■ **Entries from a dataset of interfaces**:

________________________

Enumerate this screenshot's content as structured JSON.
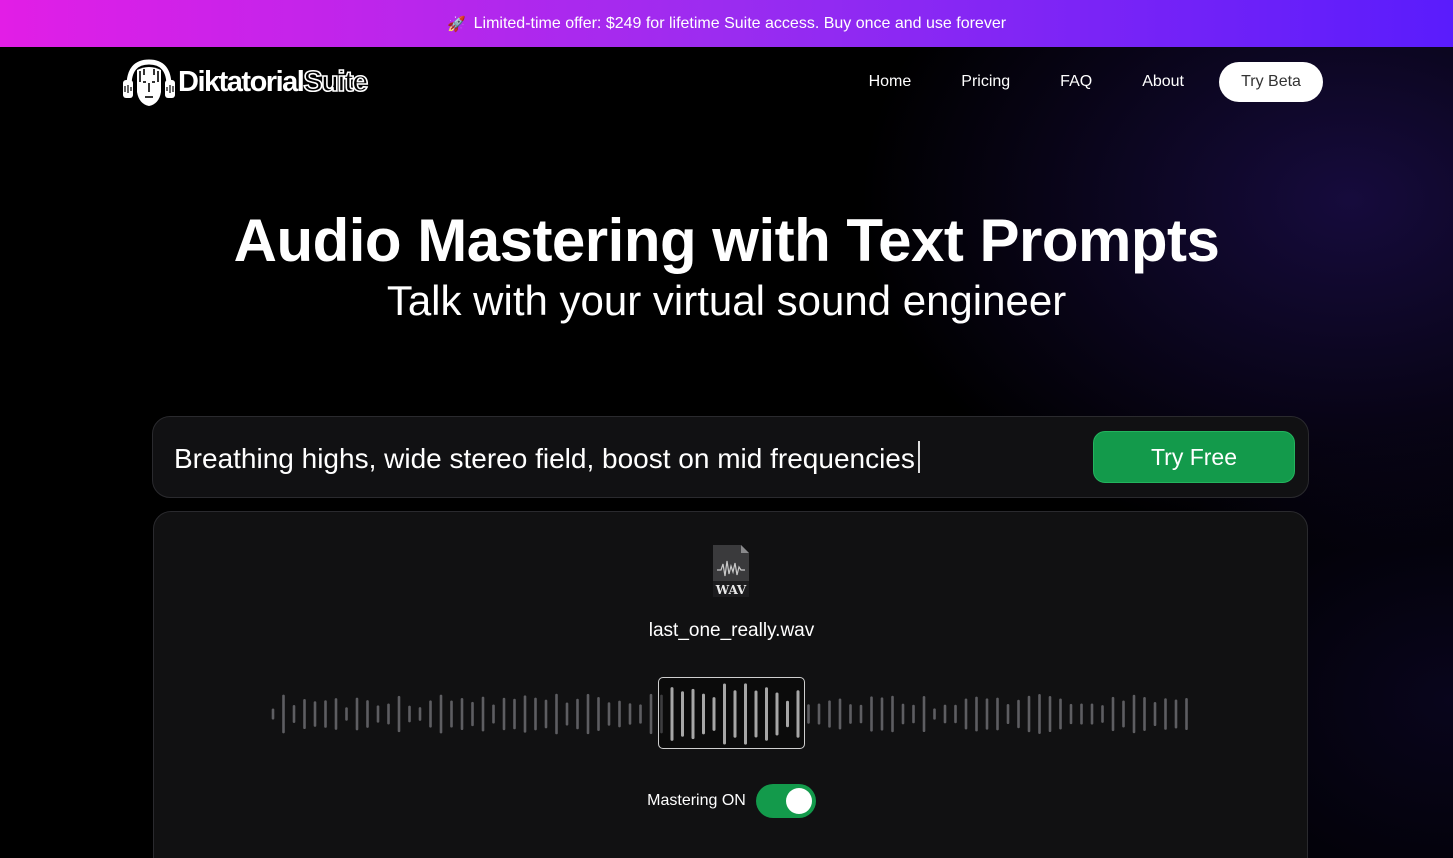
{
  "promo": {
    "icon": "rocket-icon",
    "text": "Limited-time offer: $249 for lifetime Suite access. Buy once and use forever"
  },
  "brand": {
    "name_bold": "Diktatorial",
    "name_outline": "Suite"
  },
  "nav": {
    "items": [
      {
        "label": "Home"
      },
      {
        "label": "Pricing"
      },
      {
        "label": "FAQ"
      },
      {
        "label": "About"
      }
    ],
    "cta_label": "Try Beta"
  },
  "hero": {
    "title": "Audio Mastering with Text Prompts",
    "subtitle": "Talk with your virtual sound engineer"
  },
  "prompt": {
    "value": "Breathing highs, wide stereo field, boost on mid frequencies",
    "button_label": "Try Free"
  },
  "player": {
    "file_icon": "wav-file-icon",
    "file_icon_label": "WAV",
    "file_name": "last_one_really.wav",
    "mastering_label": "Mastering ON",
    "mastering_on": true
  },
  "colors": {
    "promo_gradient_start": "#e21ee6",
    "promo_gradient_end": "#5a1cfc",
    "accent_green": "#139a4b",
    "panel_bg": "#111112"
  }
}
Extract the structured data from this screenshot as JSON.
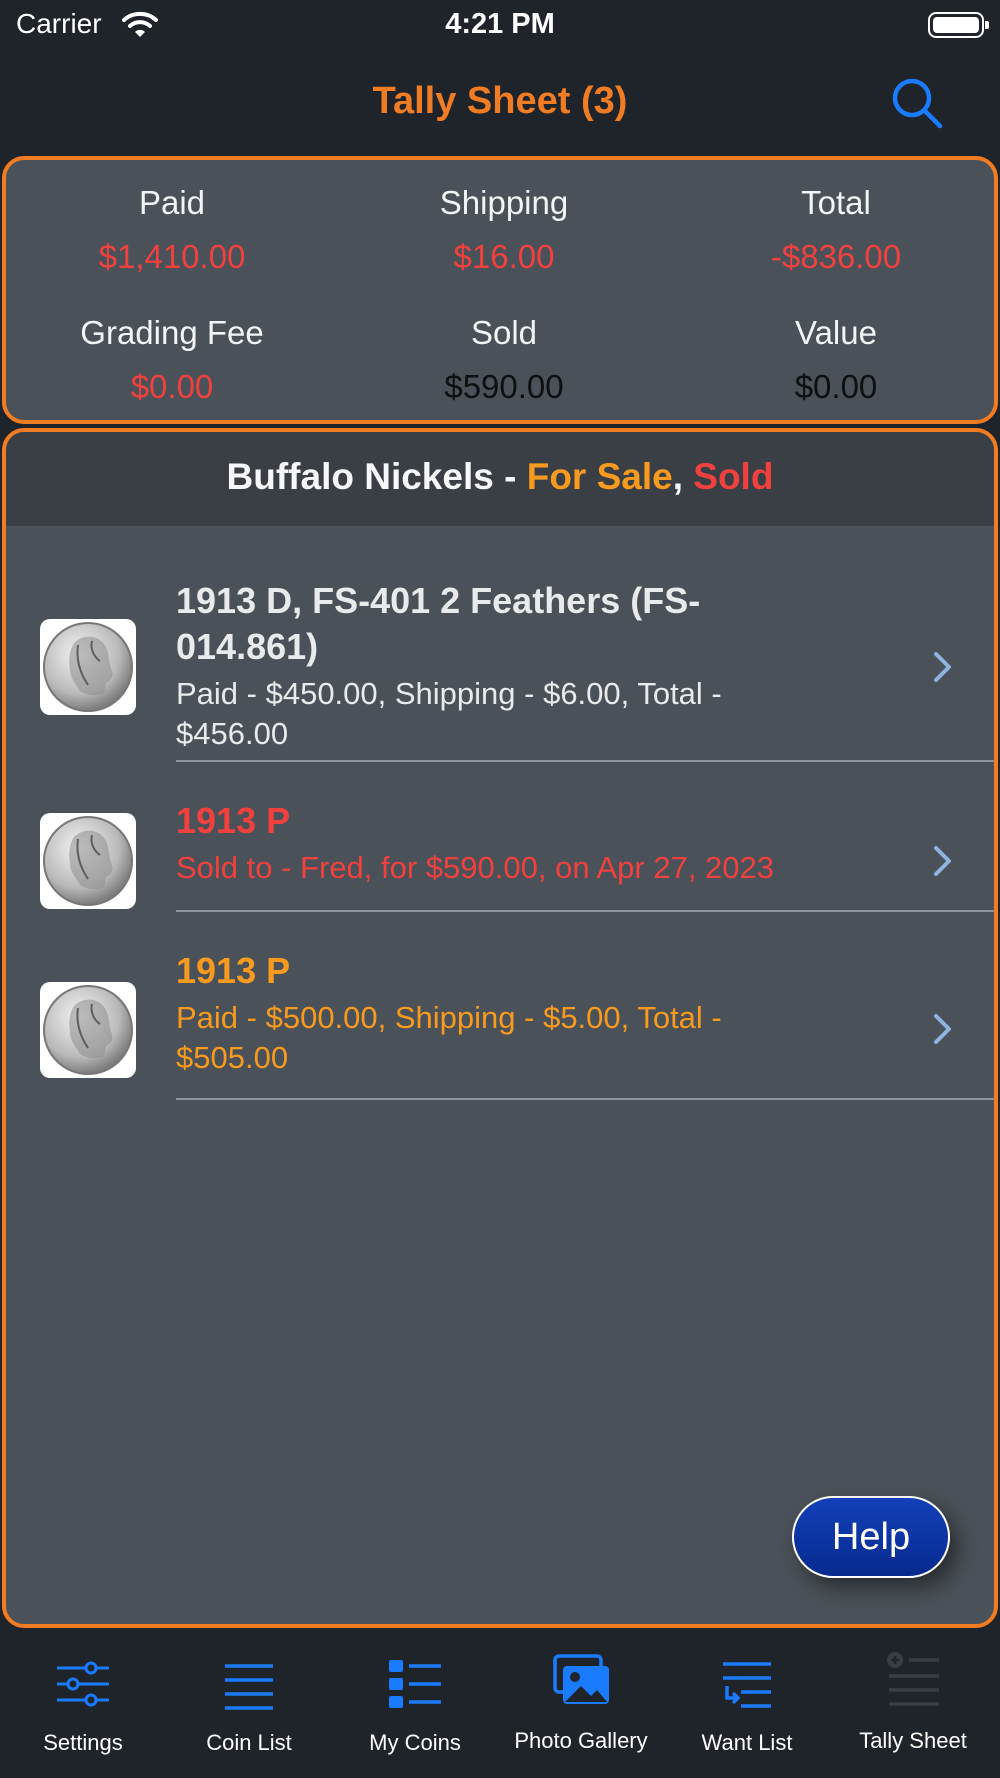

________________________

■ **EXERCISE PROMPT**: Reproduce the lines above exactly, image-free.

■ **WRITTEN ANSWER**:
Enumerate this screenshot's content as structured JSON.
{
  "promo": {
    "icon": "rocket-icon",
    "text": "Limited-time offer: $249 for lifetime Suite access. Buy once and use forever"
  },
  "brand": {
    "name_bold": "Diktatorial",
    "name_outline": "Suite"
  },
  "nav": {
    "items": [
      {
        "label": "Home"
      },
      {
        "label": "Pricing"
      },
      {
        "label": "FAQ"
      },
      {
        "label": "About"
      }
    ],
    "cta_label": "Try Beta"
  },
  "hero": {
    "title": "Audio Mastering with Text Prompts",
    "subtitle": "Talk with your virtual sound engineer"
  },
  "prompt": {
    "value": "Breathing highs, wide stereo field, boost on mid frequencies",
    "button_label": "Try Free"
  },
  "player": {
    "file_icon": "wav-file-icon",
    "file_icon_label": "WAV",
    "file_name": "last_one_really.wav",
    "mastering_label": "Mastering ON",
    "mastering_on": true
  },
  "colors": {
    "promo_gradient_start": "#e21ee6",
    "promo_gradient_end": "#5a1cfc",
    "accent_green": "#139a4b",
    "panel_bg": "#111112"
  }
}
Extract the structured data from this screenshot as JSON.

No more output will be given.